▶ _YOUR ASSIGNMENT_: Pull every line with the word "kind" out of the entries below.

▶ _THE DATA_:
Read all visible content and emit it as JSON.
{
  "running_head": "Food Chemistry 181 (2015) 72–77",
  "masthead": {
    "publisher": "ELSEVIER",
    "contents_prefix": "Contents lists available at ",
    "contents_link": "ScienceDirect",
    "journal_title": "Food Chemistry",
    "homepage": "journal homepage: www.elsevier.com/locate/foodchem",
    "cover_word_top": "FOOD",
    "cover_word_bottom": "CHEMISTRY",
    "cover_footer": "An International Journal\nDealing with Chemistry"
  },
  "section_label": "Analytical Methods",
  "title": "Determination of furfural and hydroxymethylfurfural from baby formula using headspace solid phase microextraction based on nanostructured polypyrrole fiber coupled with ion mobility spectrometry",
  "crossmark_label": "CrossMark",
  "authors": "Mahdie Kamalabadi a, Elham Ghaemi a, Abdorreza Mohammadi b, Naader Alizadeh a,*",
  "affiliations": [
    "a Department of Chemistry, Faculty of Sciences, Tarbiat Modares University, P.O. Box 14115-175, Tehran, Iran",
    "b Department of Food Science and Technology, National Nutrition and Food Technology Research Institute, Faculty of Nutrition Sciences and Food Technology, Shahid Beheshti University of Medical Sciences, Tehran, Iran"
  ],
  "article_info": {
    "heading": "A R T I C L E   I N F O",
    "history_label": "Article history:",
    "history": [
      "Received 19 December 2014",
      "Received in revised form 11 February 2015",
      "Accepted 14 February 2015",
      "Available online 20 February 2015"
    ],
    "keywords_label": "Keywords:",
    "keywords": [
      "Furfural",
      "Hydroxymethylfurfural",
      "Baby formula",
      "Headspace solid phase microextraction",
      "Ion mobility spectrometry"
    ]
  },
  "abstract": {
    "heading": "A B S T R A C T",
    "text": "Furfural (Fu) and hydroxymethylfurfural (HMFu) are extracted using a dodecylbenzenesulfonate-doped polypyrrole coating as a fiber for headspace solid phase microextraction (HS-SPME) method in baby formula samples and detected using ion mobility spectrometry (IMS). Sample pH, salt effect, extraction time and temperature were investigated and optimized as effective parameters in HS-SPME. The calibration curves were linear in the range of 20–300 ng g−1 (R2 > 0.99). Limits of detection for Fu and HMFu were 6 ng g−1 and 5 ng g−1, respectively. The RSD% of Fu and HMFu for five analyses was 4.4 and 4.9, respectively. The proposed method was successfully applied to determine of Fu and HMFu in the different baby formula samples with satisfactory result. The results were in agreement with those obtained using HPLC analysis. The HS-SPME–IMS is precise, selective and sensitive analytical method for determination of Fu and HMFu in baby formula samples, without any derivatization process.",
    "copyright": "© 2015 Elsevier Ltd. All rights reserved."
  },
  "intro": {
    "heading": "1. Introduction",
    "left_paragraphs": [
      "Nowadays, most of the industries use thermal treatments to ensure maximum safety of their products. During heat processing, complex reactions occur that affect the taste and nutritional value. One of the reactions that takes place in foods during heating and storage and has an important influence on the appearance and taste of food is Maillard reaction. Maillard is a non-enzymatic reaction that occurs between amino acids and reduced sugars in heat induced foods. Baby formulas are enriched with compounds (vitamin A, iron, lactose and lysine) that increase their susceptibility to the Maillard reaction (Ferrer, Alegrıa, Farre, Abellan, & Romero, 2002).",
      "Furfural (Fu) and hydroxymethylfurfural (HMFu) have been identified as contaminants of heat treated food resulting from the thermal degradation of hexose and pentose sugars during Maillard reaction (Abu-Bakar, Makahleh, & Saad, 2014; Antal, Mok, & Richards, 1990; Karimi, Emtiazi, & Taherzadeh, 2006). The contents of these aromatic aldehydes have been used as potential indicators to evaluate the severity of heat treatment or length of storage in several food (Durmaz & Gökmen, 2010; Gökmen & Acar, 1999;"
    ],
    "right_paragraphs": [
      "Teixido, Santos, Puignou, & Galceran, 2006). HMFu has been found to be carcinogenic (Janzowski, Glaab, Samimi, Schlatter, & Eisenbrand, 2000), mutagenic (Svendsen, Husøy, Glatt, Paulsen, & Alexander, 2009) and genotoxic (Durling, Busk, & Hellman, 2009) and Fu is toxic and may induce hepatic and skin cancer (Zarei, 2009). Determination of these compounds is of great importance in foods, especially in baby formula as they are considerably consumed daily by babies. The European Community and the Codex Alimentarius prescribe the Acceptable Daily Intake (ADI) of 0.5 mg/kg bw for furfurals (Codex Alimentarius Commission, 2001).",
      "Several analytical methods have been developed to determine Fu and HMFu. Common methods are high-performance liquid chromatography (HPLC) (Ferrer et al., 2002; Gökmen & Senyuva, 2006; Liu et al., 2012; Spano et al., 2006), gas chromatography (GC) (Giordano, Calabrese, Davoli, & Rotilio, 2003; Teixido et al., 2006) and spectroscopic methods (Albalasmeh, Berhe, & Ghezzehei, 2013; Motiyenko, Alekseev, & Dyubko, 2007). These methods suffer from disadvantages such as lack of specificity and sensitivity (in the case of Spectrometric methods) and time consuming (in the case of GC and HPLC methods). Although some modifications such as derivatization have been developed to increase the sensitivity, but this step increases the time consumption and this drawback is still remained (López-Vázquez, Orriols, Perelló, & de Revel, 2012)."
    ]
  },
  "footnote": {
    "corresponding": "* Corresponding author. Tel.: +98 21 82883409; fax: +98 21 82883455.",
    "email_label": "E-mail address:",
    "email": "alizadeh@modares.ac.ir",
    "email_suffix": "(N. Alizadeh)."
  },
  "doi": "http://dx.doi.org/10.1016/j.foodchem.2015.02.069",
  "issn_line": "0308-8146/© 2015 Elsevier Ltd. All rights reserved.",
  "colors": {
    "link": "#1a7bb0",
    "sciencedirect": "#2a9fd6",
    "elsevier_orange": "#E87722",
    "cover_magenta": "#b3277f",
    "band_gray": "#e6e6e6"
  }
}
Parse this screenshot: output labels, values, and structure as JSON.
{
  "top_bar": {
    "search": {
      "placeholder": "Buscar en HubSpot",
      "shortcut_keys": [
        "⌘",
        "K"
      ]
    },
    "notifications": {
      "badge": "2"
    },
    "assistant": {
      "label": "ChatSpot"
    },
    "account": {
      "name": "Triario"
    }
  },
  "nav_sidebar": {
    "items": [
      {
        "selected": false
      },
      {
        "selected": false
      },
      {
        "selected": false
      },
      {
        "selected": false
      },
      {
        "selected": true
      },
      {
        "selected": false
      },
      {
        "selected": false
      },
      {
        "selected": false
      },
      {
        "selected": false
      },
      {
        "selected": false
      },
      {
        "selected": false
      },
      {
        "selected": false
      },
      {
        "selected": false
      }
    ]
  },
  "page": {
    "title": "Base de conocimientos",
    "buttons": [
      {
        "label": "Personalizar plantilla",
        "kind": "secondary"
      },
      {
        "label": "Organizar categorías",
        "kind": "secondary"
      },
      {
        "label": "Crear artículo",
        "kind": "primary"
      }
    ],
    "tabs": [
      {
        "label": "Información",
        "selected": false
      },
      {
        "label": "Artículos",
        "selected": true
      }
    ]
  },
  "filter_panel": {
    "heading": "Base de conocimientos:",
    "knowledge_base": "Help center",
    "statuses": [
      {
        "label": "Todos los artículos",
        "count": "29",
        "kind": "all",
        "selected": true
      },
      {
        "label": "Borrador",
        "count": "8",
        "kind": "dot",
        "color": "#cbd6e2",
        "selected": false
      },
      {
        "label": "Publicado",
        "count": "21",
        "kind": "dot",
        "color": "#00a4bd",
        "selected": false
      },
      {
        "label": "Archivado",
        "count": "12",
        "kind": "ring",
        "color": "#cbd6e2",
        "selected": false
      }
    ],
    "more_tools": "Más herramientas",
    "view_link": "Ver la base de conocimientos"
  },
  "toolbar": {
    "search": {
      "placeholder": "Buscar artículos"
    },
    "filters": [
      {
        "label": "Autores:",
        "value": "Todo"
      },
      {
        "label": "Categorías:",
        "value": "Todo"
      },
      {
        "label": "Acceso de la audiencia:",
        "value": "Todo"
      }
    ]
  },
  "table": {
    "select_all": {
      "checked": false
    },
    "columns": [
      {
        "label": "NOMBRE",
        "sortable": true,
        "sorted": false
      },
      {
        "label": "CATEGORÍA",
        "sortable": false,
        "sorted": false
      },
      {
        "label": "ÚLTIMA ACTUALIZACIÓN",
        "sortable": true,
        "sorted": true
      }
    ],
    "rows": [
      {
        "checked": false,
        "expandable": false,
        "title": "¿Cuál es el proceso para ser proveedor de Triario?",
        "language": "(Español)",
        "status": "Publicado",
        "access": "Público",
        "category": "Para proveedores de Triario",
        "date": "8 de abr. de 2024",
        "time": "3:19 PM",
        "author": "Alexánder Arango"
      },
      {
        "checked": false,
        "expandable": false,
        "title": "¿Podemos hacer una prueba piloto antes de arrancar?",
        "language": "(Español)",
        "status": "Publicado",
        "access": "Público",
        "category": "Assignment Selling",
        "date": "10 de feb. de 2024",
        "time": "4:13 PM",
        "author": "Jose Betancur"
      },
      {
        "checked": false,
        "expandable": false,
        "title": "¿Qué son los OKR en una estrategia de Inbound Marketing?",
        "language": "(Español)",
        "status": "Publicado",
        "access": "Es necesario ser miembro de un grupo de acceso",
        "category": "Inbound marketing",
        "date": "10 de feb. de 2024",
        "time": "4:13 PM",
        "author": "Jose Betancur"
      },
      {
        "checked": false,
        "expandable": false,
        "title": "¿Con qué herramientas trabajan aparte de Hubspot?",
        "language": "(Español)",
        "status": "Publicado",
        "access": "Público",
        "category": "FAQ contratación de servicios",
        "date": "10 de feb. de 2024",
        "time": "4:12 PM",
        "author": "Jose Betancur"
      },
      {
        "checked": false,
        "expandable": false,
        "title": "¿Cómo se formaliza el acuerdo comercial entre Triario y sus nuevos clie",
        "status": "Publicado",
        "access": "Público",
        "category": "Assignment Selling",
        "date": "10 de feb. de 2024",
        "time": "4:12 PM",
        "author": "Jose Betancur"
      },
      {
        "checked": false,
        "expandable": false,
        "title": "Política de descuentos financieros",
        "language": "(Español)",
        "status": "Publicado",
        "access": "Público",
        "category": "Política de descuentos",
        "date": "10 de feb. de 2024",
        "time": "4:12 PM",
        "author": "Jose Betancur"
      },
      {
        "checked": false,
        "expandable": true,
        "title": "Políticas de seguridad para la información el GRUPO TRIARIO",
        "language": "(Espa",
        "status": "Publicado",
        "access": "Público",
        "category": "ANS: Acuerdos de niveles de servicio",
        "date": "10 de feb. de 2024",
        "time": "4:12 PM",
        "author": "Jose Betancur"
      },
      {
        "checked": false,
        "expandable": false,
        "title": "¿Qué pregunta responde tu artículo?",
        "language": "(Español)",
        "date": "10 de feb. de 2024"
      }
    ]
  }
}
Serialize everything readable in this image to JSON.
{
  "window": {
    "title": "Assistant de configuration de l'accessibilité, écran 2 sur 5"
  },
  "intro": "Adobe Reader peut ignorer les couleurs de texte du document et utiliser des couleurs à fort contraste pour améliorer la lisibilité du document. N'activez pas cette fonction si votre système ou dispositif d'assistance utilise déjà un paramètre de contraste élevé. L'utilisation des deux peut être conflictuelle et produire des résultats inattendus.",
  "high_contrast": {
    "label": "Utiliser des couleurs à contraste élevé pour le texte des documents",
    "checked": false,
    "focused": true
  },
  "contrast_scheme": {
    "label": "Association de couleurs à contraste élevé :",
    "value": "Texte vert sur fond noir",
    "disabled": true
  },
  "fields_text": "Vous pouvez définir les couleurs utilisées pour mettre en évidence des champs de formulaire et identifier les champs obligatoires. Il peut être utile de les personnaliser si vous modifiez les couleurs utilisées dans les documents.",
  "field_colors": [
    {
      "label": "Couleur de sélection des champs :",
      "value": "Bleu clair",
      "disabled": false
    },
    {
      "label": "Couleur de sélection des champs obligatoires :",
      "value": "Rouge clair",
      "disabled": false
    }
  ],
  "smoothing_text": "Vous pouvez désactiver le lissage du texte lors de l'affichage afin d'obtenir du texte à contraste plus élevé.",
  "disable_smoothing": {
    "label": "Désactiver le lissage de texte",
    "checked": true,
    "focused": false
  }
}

▶ _REPLY_:
        "kind": "secondary"
        "kind": "secondary"
        "kind": "primary"
        "kind": "all",
        "kind": "dot",
        "kind": "dot",
        "kind": "ring",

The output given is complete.